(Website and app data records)
☆ ☆ ☆ ☆ ☆ ☆ ☆

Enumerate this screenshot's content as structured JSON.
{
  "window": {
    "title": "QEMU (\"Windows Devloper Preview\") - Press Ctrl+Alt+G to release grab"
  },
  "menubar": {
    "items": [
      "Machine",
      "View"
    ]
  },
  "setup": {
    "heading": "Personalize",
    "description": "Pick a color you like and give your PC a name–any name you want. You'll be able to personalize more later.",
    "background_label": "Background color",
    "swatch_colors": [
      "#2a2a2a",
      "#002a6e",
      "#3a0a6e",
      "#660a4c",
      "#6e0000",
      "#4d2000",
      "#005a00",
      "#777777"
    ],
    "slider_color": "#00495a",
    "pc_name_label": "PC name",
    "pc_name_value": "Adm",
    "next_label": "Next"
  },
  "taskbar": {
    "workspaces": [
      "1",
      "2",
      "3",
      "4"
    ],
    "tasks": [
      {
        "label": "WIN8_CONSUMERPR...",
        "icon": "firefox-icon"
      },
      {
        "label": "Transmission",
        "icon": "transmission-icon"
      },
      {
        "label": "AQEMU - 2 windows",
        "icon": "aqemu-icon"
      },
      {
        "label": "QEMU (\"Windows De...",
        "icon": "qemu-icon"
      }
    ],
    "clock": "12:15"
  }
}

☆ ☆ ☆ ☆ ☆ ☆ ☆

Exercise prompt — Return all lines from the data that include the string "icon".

Completed task —
        "icon": "firefox-icon"
        "icon": "transmission-icon"
        "icon": "aqemu-icon"
        "icon": "qemu-icon"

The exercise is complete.